To put the above into perspective, let's consider a couple of familiar examples.
The Charter provides "everyone" with the right not to be deprived of life, liberty or security except in accordance with fundamental justice (section 7), the right not to be arbitrarily detained or imprisoned (section 9), and the right not to be subjected to cruel or unusual treatment or punishment (section 12). And those rights have been subject to enough analysis in past case law for us to be relatively sure that a black site detention program or torture program would represent violations of Charter rights (among other standards and obligations).
But the combination of the government's historical interpretation of Charter compliance, the wording of C-51 and the effect of section 1 of the Charter might point toward a radically different test. Applying those factors, I wouldn't want to bet against some Canadian equivalent of John Yoo twisting enough words to opine that black sites or torture could be found to be constitutional under some circumstances. And that analysis in turn could be taken under C-51 as a green light for CSIS to go ahead with them.
What's worse, there would be no ready means for anybody to test CSIS' interpretation.
Unlike in the case of non-compliant legislation, there would be no public record of what's been done to allow for a challenge in court.
While anybody actually having their constitutional rights infringed would want to be able to pursue legal action, that possibility might only be seen as reason to hold detainees incommunicado. In this respect, keep in mind that the non-warrant provisions of C-51 are subject to no time limits whatsoever, meaning that locking people away indefinitely rather than allowing them to argue for their rights would be an available option.
And we can safely figure that whatever "general description" CSIS provides of its own activity (the only reporting required for the non-warrant process) would gloss over any obvious abuses.
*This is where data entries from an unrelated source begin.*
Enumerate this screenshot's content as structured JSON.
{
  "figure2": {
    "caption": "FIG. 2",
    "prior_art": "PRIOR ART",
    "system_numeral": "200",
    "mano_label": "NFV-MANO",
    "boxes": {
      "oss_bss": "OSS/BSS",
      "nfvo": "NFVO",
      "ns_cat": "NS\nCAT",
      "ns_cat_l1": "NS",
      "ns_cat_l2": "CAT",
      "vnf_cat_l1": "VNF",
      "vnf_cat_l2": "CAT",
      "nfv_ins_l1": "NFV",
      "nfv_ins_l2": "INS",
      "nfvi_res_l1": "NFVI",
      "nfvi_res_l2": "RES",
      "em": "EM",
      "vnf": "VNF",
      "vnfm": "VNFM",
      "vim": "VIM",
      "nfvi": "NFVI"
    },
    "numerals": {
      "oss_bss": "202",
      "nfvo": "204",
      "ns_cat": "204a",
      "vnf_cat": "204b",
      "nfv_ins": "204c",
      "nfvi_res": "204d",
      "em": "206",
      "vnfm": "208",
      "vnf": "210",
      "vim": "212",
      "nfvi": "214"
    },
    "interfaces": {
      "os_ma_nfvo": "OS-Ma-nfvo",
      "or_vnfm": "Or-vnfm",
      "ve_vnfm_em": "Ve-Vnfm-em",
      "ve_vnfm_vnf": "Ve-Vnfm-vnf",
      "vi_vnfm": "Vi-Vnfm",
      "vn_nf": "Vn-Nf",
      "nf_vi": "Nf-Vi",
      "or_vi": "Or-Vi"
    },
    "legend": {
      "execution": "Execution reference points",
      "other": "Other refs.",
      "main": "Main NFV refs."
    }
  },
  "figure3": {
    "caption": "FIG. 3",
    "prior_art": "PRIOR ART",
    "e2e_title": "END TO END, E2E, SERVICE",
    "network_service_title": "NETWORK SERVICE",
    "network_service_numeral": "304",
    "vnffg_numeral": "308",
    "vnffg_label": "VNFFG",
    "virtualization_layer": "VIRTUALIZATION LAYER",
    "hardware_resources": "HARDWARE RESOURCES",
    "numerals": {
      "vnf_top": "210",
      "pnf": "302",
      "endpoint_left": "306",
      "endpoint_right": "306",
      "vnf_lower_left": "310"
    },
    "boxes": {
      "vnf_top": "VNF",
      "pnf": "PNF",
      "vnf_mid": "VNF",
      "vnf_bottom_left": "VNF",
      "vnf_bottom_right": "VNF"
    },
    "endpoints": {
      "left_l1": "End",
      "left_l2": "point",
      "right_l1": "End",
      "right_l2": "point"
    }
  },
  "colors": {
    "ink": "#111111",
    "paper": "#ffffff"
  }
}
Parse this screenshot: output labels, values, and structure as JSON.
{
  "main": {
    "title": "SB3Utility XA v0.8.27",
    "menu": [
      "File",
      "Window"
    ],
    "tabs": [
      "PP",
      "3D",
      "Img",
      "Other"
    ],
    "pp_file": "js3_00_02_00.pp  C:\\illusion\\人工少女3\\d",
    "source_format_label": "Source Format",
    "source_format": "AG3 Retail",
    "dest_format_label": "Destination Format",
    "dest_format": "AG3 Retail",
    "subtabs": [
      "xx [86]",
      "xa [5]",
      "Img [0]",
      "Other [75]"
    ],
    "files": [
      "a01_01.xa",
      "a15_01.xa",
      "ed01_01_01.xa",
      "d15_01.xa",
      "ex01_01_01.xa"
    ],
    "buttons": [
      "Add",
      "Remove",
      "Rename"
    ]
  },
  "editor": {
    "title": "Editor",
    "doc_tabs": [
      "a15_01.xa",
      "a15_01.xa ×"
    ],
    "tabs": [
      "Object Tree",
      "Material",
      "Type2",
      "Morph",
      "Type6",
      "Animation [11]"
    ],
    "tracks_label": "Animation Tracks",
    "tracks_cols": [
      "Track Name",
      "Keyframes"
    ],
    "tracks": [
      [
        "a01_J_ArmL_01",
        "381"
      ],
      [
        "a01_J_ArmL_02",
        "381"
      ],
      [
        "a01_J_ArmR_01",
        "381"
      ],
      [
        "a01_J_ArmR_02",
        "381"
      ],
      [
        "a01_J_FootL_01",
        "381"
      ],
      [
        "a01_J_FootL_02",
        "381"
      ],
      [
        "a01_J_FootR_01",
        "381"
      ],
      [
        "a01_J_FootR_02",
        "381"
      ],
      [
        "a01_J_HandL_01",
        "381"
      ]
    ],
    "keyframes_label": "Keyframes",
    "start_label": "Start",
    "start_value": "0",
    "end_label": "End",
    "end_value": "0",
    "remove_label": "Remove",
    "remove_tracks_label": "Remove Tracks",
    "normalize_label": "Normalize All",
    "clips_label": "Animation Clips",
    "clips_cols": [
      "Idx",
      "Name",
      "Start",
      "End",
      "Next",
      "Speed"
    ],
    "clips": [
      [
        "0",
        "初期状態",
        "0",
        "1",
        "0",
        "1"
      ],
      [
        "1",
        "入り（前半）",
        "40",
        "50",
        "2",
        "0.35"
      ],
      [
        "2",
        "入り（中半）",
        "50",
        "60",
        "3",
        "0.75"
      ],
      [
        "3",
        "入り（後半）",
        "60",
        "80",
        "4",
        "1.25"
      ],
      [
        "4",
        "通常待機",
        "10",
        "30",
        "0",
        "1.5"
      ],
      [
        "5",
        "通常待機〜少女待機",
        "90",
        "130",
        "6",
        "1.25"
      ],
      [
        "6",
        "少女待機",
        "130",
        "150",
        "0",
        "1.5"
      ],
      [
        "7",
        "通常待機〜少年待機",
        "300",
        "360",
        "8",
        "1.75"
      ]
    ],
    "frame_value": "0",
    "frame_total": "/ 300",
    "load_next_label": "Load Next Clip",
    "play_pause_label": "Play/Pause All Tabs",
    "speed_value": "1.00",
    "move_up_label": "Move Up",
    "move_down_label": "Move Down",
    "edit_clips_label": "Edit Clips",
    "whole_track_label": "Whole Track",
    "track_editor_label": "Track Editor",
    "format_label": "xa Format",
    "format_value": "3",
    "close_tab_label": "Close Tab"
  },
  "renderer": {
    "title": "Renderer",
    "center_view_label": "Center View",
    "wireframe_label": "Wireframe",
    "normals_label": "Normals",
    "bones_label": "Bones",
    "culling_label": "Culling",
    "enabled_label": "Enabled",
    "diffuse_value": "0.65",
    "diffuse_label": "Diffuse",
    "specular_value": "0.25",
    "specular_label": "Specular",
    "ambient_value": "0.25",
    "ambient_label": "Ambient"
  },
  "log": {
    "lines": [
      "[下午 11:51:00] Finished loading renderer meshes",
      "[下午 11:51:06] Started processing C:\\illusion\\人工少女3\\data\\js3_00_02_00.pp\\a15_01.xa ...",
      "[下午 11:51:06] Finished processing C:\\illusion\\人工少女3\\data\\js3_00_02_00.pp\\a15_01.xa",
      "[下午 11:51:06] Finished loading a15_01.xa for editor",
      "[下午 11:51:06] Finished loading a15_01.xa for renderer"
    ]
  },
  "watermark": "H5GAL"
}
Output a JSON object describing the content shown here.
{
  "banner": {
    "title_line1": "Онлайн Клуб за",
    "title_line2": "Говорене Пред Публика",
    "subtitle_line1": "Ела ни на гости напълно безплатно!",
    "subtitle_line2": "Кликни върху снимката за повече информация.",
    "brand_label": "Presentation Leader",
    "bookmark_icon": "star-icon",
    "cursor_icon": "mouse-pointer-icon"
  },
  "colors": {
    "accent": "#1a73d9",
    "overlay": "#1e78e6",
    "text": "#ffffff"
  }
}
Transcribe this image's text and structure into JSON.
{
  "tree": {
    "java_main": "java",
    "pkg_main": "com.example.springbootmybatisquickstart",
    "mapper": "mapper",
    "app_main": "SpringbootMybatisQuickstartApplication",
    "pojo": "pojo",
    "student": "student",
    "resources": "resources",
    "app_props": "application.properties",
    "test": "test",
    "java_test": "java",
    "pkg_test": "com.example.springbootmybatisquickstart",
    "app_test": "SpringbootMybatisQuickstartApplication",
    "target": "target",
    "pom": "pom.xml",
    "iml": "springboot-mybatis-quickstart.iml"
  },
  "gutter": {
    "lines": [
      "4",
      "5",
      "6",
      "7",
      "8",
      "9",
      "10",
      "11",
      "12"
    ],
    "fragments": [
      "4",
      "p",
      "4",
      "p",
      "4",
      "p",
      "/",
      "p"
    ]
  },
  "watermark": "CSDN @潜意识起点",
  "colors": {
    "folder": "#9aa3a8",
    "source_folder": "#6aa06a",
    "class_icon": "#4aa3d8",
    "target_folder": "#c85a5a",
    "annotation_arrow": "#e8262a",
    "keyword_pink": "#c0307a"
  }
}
As a result, one of the most important questions to be asked about C-51 may revolve around the Cons' intentions in defining when the non-warrant provisions will apply. In principle, a relatively simple set of amendments could provide for a stronger version of individual rights to be taken into account, confirm that a warrant is required if there's any risk at all that an action might breach those rights, and require enough reporting to test whether that obligation is being met.
But if the Cons aren't willing to both accept those amendments and admit to having been wholly wrong in their constitutional analysis in the past, then there's real risk that C-51 could facilitate gross human rights abuses.